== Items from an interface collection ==
____________

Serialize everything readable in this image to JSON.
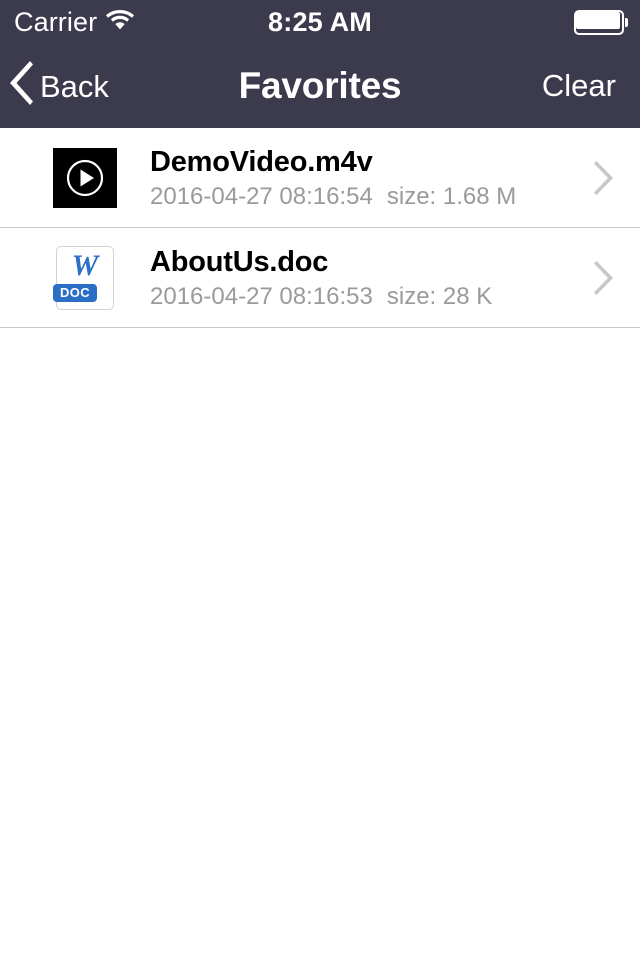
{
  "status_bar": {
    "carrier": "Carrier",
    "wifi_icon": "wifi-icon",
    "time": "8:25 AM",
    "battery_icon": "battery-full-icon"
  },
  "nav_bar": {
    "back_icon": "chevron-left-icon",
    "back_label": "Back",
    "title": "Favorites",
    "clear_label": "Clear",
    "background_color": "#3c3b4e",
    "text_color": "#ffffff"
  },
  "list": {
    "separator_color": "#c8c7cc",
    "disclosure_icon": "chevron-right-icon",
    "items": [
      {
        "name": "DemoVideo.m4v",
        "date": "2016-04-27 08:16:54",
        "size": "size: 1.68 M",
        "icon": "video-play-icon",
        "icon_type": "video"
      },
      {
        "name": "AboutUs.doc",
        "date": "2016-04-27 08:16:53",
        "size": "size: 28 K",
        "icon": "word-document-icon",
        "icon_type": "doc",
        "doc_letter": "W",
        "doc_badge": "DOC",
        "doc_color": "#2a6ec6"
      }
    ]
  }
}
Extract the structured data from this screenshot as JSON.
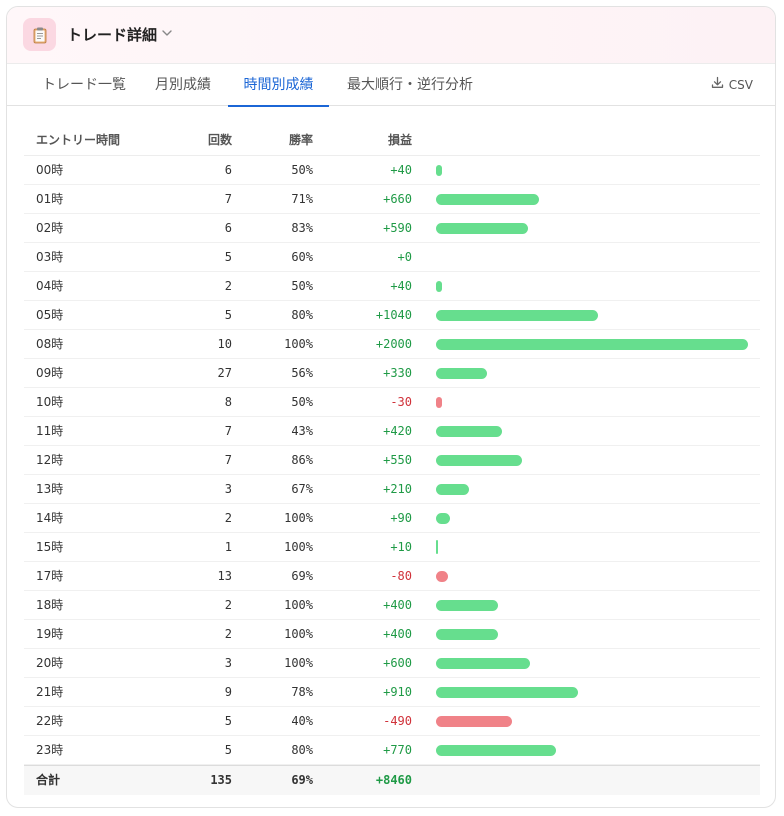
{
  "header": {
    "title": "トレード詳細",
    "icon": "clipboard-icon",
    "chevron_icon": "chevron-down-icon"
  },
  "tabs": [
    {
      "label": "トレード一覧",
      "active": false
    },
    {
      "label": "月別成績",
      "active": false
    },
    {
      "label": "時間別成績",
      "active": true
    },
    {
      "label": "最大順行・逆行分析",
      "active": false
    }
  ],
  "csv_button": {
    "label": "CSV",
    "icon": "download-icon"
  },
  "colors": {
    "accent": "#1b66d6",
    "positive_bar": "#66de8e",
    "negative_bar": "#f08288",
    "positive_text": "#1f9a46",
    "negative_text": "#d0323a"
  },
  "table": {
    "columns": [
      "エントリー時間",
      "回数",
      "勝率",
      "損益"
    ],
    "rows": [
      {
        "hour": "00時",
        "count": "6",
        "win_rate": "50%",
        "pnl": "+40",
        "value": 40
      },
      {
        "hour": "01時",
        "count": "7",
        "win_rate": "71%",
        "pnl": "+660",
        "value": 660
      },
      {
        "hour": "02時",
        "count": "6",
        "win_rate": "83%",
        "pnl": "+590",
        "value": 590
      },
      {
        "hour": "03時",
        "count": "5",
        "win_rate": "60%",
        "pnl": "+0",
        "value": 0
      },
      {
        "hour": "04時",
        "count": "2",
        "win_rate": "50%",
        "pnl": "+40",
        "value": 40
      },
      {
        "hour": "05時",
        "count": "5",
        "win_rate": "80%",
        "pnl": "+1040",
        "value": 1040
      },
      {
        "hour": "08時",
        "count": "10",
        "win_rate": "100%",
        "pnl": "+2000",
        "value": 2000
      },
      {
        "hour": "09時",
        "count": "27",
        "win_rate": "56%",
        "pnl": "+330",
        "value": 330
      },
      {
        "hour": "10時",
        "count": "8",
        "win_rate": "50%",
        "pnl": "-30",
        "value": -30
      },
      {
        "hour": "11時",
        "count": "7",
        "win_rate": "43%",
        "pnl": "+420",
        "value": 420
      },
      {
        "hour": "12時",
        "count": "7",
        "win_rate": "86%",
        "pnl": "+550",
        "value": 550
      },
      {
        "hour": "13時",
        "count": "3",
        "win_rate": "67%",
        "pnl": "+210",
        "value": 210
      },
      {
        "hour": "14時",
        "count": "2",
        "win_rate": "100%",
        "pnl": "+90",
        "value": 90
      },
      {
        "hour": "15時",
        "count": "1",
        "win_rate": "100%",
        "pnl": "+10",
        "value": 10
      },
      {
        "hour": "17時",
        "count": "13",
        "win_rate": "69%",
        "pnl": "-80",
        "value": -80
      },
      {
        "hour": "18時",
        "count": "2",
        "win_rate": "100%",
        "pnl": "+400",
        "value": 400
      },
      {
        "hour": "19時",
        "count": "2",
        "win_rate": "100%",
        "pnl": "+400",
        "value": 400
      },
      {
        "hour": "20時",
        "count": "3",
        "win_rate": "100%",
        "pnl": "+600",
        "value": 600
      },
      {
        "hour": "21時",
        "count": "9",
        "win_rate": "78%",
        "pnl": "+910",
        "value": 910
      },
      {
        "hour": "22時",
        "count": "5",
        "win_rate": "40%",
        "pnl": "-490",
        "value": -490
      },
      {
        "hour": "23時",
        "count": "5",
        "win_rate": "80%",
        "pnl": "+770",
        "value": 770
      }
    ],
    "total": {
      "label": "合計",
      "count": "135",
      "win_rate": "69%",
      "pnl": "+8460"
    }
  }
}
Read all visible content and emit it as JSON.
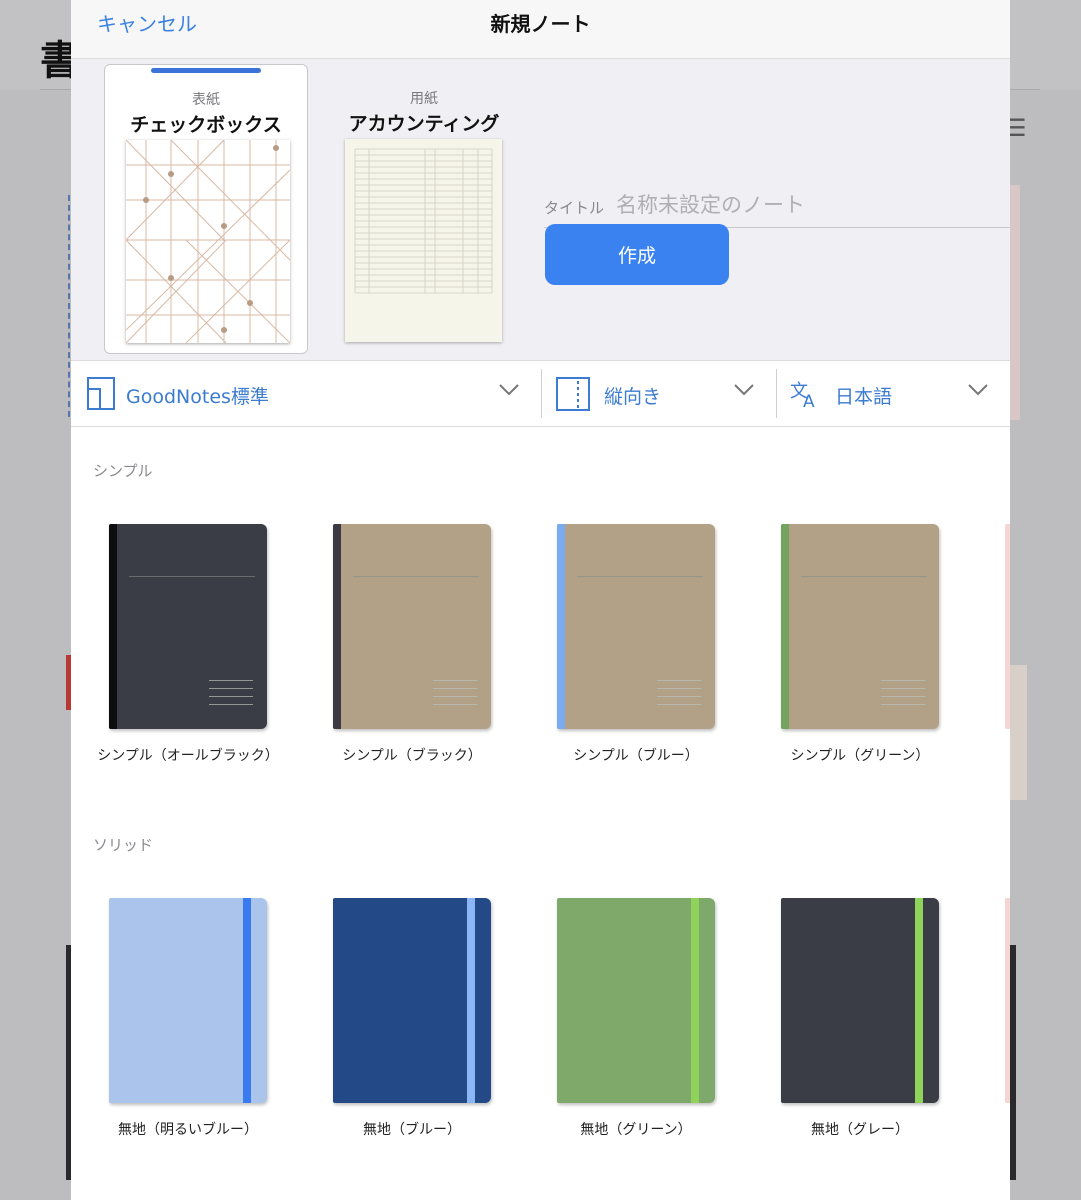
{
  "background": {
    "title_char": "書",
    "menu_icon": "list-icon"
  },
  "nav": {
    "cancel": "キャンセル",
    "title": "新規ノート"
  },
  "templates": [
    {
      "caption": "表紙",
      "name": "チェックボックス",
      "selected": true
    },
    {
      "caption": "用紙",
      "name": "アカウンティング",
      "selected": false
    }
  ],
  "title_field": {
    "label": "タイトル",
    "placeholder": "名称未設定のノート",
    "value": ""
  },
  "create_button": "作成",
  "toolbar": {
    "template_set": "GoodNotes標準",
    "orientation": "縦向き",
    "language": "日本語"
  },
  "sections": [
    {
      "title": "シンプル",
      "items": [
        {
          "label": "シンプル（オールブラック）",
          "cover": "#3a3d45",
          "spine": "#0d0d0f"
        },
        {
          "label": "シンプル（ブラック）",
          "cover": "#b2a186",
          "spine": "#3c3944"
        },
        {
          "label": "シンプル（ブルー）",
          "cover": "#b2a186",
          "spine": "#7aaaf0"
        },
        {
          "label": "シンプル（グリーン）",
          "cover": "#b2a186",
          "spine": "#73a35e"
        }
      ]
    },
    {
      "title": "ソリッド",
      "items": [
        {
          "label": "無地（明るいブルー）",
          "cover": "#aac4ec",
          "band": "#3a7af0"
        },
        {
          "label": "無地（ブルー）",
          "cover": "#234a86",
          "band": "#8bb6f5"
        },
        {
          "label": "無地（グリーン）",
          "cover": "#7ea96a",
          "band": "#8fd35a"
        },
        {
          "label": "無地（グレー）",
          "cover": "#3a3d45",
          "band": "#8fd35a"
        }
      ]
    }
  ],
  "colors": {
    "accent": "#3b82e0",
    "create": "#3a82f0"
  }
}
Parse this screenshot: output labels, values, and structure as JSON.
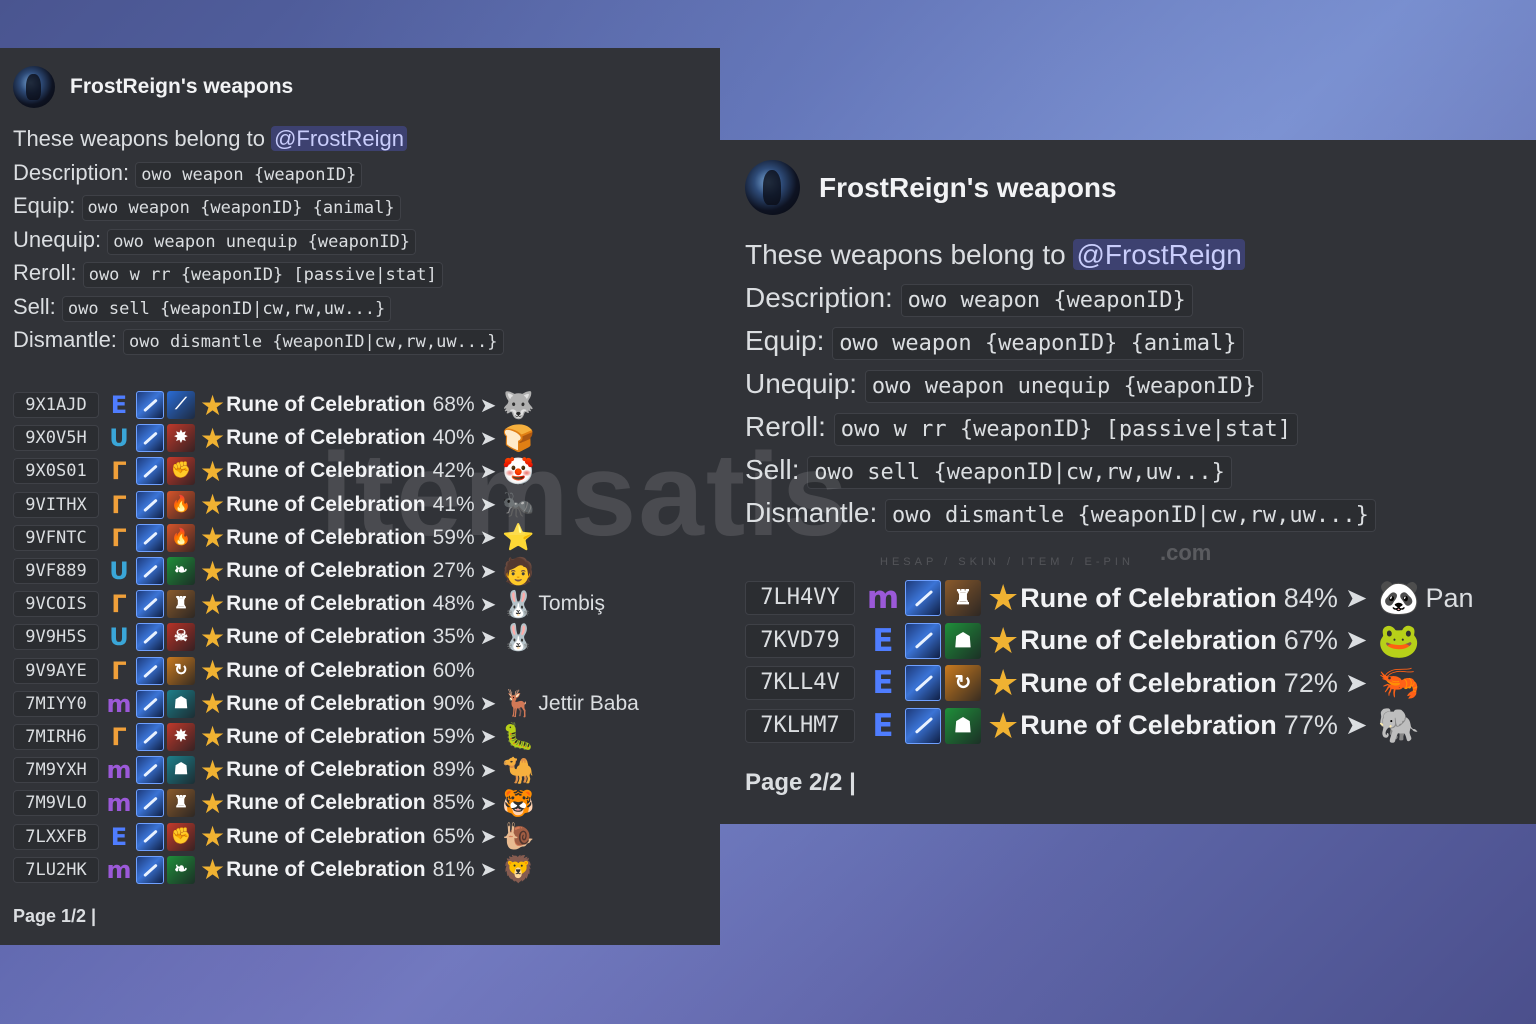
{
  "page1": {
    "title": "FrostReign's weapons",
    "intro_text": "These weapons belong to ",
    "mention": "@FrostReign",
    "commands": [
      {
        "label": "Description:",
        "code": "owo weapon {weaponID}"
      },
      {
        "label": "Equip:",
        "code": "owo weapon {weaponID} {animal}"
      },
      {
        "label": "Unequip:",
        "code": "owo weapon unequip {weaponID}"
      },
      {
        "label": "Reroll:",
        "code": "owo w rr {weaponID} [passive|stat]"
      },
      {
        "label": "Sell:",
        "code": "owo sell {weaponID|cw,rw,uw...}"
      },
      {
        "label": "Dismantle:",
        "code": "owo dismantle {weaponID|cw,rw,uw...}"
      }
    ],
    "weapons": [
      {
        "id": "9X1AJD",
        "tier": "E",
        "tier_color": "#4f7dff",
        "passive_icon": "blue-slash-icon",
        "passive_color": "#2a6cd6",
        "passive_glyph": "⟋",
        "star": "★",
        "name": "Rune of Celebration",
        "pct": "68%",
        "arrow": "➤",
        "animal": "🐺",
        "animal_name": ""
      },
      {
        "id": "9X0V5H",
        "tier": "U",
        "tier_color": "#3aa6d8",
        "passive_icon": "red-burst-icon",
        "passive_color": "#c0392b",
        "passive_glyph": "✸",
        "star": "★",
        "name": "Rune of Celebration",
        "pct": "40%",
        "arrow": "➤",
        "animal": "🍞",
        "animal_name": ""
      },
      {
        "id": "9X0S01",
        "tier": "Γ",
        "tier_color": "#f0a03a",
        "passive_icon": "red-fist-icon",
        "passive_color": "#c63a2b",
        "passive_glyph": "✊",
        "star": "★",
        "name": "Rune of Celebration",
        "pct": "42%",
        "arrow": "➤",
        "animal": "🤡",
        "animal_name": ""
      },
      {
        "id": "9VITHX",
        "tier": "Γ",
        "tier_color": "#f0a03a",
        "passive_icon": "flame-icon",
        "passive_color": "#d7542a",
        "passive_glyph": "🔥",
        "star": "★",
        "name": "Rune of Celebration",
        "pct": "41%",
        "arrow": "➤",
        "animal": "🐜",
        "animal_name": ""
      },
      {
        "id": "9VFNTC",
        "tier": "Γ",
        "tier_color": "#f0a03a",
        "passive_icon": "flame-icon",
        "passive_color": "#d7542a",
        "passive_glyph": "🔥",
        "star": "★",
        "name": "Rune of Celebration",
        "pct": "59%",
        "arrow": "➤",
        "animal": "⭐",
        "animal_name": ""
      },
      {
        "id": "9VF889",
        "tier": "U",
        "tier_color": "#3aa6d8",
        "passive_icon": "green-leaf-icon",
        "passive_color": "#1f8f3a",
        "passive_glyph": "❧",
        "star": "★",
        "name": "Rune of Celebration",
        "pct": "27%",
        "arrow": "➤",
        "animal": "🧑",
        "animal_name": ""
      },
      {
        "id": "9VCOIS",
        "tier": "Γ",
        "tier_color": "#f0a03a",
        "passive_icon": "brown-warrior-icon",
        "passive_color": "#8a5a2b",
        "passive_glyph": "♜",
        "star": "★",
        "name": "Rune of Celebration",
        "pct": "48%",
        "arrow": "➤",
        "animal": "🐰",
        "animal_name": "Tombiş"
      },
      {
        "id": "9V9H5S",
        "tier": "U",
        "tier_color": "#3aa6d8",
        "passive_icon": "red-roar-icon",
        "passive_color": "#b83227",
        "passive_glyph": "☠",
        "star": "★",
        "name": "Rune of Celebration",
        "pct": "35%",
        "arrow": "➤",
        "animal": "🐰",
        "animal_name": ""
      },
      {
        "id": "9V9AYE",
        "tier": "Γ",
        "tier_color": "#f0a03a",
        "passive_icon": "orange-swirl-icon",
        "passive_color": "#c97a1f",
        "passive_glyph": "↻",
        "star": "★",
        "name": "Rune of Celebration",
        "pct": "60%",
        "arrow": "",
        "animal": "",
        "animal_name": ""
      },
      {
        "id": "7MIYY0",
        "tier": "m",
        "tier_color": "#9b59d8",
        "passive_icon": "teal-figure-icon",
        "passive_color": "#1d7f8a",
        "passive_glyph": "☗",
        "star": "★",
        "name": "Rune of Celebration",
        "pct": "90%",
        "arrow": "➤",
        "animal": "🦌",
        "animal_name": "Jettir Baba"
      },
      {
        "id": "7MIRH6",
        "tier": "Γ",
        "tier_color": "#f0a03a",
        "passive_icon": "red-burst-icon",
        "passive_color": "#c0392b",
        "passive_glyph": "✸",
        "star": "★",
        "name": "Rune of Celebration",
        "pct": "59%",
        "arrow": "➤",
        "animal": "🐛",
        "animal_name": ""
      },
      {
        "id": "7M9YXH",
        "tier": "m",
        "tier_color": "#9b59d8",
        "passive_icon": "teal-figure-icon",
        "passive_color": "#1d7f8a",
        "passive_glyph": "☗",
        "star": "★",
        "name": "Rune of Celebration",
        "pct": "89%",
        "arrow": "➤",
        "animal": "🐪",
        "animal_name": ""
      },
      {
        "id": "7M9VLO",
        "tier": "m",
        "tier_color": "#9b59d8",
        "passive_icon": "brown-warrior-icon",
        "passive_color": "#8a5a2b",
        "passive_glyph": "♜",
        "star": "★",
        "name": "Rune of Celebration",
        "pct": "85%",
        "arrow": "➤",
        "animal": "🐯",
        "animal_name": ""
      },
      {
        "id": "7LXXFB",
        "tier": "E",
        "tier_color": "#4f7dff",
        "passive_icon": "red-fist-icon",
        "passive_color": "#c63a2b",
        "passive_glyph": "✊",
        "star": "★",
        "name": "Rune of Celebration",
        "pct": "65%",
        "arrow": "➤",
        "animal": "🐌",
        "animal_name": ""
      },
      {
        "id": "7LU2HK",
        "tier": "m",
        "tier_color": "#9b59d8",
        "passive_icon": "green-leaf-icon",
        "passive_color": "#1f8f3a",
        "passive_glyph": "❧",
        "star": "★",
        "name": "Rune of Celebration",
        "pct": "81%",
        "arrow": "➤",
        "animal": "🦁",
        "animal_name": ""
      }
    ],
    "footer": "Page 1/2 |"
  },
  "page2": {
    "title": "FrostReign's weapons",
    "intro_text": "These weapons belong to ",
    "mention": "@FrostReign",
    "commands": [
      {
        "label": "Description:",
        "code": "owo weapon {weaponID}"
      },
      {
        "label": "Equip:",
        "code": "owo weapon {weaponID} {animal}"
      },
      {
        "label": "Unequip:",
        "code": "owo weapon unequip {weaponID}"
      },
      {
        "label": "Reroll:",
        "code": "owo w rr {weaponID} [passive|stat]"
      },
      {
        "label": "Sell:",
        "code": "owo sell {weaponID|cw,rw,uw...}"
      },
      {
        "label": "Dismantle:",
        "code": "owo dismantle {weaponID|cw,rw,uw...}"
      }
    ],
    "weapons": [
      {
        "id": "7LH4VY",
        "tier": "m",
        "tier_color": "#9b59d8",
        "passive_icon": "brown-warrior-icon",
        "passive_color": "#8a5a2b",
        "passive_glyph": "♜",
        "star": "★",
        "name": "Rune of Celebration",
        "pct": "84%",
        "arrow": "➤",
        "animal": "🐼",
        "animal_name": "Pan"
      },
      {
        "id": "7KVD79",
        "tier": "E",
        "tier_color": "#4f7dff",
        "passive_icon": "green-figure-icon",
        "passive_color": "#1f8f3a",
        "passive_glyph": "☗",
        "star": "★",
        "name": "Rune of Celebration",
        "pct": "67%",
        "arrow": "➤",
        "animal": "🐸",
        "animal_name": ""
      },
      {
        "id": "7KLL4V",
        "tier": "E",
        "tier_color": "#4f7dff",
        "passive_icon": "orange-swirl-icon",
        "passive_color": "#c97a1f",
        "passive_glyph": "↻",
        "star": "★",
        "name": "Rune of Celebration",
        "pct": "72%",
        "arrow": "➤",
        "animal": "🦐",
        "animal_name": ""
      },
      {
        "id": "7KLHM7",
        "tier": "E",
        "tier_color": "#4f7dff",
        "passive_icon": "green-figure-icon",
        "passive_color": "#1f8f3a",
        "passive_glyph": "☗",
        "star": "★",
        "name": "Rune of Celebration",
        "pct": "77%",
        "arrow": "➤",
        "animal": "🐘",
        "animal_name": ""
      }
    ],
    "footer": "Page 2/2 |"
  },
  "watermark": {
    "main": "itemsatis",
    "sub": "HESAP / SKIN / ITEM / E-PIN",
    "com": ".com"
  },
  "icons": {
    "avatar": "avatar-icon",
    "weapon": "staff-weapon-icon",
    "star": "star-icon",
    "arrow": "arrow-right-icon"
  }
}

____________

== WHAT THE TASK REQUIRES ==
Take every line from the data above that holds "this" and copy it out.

== YOUR SOLUTION ==
Serialize everything readable in this image to JSON.
Extract the structured data from this screenshot as JSON.
Parse this screenshot: output labels, values, and structure as JSON.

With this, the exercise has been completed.